Different types of stress precipitate mood disorders such as major depressive disorder and bipolar disorder. However, although mood disorders are highly heterogeneous both with respect to symptoms as well as probably to the underlying biological mechanisms, they are commonly treated with antidepressant drugs that act by increasing synaptic levels of the neurotransmitters serotonin and/or noradrenaline. The different antidepressant drug families, i.e. acting selectively on neurotransmitter systems, are prescribed mostly based on the clinical experience of psychiatrists. Although the heterogeneity of mood disorders are well accepted, a selectivity of drugs on potential disease subtypes have not been explored, and no animal models are available. Antidepressant drugs elevate neurotransmitter levels immediately after intake, however, patients have to wait weeks or months before achieving therapeutic remission. Moreover, many patients do not respond to the first treatment, and a second treatment with a different drug or a different dose, i.e. augmentation, has to be chosen. The correct election of an effective treatment at the beginning of the pharmacological treatment, able to shorten treatment periods and to alleviate the suffering of patients awaits for better diagnostic tools, such as biomarkers able to support psychiatrists in a non-biased manner. Additional difficulties come from the fact that the animal models for mood disorders are interesting attempts to reproduce depressive behaviors, but it is unknown whether the disease itself can be correctly modeled in rodents. In the paper: “Two chronic stress models based on movement restriction in rats respond selectively to antidepressant drugs: Aldolase C as a potential biomarker” by E. Ampuero, A. Luarte, M. Santibañez, M. Varas-Godoy, J. Toledo, G. Diaz-Veliz, G. Cavada, F.J. Rubio, and U. Wyneken, two fundamental findings have been done (Figure 1) (Ampuero et al., 2015):

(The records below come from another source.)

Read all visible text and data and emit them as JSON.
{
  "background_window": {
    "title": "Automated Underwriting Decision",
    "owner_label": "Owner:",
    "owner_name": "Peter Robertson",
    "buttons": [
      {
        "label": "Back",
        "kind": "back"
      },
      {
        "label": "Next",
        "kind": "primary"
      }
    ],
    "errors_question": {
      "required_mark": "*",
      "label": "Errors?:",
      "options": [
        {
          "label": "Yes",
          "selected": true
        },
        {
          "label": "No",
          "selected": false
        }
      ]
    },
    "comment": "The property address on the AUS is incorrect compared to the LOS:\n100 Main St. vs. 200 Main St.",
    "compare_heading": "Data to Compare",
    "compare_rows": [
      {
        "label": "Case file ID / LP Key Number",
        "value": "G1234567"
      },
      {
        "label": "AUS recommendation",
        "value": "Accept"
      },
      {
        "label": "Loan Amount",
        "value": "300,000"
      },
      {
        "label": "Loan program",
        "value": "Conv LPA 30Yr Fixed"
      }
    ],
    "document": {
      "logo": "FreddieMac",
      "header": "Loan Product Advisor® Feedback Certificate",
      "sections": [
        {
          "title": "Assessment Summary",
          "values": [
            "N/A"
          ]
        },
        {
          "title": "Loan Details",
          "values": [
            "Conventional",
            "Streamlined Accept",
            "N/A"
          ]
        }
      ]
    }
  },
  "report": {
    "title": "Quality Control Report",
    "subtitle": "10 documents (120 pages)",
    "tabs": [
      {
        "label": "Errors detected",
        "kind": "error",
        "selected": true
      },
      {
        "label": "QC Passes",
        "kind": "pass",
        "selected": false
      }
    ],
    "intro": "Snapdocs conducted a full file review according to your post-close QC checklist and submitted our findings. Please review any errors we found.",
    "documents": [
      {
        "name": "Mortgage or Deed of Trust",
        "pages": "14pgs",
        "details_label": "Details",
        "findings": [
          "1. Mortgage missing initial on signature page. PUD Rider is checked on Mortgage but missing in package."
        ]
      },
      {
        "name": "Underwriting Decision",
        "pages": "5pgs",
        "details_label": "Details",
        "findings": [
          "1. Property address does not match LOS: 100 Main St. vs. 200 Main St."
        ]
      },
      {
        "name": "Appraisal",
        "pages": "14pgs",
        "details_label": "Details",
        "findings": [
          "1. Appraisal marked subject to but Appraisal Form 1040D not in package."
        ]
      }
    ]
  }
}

1.- Rats were exposed to chronic stress by movement restriction (Buynitsky & Mostofsky, 2009). However, to attain restriction, two different “devices” were used that are commonly reported in the literature as very similar: small cages to reduce movement (stress by “restraint”) or plastic bags to impede movement (stress by “immobilization”). Both procedures induced depressive-like behaviors such as anhedonia, learned helplessness and anxiety. However, when these behaviors were induced by restraint, they were reverted by fluoxetine treatment (a drug that elevates the levels of the neurotransmitter serotonin) while after immobilization, the drug reboxetine (that elevates noradrenaline levels) reverted depressive behaviors effectively. Thus, we describe for the first time two animal models that are differentially affected by treatment with antidepressant drugs belonging to different drug families. The selective pharmacological responses suggests that differential underlying neurobiological mechanisms are in play. This could be reflected by the presence of biomarkers.
2.- In the search of biomarkers, it was found that a protein expressed by forebrain astrocytes is differentially present in the cerebrospinal fluid of rats exposed to stress,: this protein is the glycolitic enzyme Aldolase C (Sandoval et al., 2013). Aldolase C increases over 8 times after stress by restraint, but is not detectable after immobilization.
It is shown for the first time that the behavioral effects produced by different types of stress respond selectively to antidepressant drugs in two animal models, and this is characterized by a protein biomarker. The translation of these findings into the clinic needs further studies and the assessment molecular marker panels that would help to predict subtypes of diseases, preferential treatments or help to monitor treatment response. This study is a milestone in the search of biomarkers in animal models and the selective action of antidepressant therapy. Understanding the participation of forebrain astrocytes in the stress response will help to unravel underlying mechanisms and will hopefully booster the rational design of new antidepressant therapies.